Matlab will be started locally on your machine, but the application will look for the UNC license servers through the Internet and check out licenses when it starts. Therefore, a network connection for your machine is required for Matlab to run.
After you get the installation copy of Matlab, refer to these directions:
- You will need a license file in order to install Matlab. Refer to these instructions to obtain a license file (license.dat).
- Follow these installation instructions to install Matlab locally.
Matlab is available for use on the Research Computing Servers: Kure, and Killdevil. The following documents provide instructions for invoking Matlab and other high performance computing software. These documents include general instructions common to all applications, and specific instructions for each application.
- Invoking applications on a Research Computing Server from a UNIX/Linux desktop computer
- Invoking applications on a Research Computing Server from a Microsoft Windows computer
This section covers specific examples of how to submit various types of Matlab jobs on Research Computing’s two main compute clusters: Kure and KillDevil.
To start you will need to add Matlab to your cluster environment using the module commands:
module add matlab
module initadd matlab
All of the following examples assume you are in the directory where your Matlab script is located.
Serial job submission
The first examples cover submitting serial Matlab jobs. On Kure and KillDevil, the easiest way to submit a serial Matlab job is to use the bmatlab script:
In the above example, “matlabjob.m” is the name of the Matlab script being submitted.
If you do not want to use the bmatlab script then you can use the following command instead and modify it as necessary to suit your job’s requirements:
bsub matlab -nodisplay -nosplash -singleCompThread -r matlabjob
The above command (which should all be on one line) submits the Matlab script “matlabjob.m” (yes, leave the .m off in the “-r” part of job submission command) and creates an output file called “matlabjob.out” in the current working directory.
Parallel job submission
The next example covers how to submit Matlab parallel jobs that use the Parallel Computing Toolbox. To begin with, in your Matlab script you should have the following Matlab code
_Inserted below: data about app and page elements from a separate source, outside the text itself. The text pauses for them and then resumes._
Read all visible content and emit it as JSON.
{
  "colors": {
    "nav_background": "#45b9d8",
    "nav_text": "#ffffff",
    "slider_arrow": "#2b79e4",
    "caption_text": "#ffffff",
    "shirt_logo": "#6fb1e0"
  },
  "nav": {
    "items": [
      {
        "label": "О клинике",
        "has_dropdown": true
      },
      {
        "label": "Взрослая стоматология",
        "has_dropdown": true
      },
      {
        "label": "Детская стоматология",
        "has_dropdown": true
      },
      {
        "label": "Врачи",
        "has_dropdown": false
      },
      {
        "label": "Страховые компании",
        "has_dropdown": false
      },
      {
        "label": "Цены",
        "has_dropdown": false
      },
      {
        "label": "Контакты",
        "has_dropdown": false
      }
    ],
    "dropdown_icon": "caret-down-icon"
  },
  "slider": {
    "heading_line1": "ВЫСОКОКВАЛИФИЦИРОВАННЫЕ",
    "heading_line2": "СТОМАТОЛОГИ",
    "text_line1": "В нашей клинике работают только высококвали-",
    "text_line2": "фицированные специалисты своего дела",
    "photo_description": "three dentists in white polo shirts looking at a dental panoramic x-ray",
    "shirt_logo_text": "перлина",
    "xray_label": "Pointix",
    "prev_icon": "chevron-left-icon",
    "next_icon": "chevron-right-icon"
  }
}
where “m” is a number indicating the pool size. On Kure “m” has to be a positive integer less than or equal to 8 and on KillDevil “m” has to be a positive integer less than or equal to 12. Then to submit your job you can do the command:
bsub -n m -R “span[hosts=1]” matlab -nodisplay -nosplash -singleCompThread
-r matlabparjob -logfile matlabparjob.out
In the above bsub command “m” needs to be the same number as you specified in your matlab pool open statement. This command (which should all be on one line) submits a Matlab script called “matlabparjob.m” and creates an output file called “matlabparjob.out” in the current working directory.
Interactive job submission
Finally, to start a Matlab job on the compute cluster which gives you the Matlab GUI you can do the command
For the “xmatlab” command to work you need to have an X connection to the server.
- Introduction to Matlab is an online documentation written by the Research Computing group can help you start learning Matlab. It contains a number of examples.
- The Matlab Tutorial section of the Matlab online documentation provided by MathWorks is also useful for users new to this software.
- D. Redfern and C. Campbell, “The Matlab 5 Handbook”, Springer, New York, 1998.
- D. Hanselman and B. Littlefield, “Mastering Matlab 6 – A Comprehensive Tutorial and Reference”, Prentice Hall, New Jersey, 2001.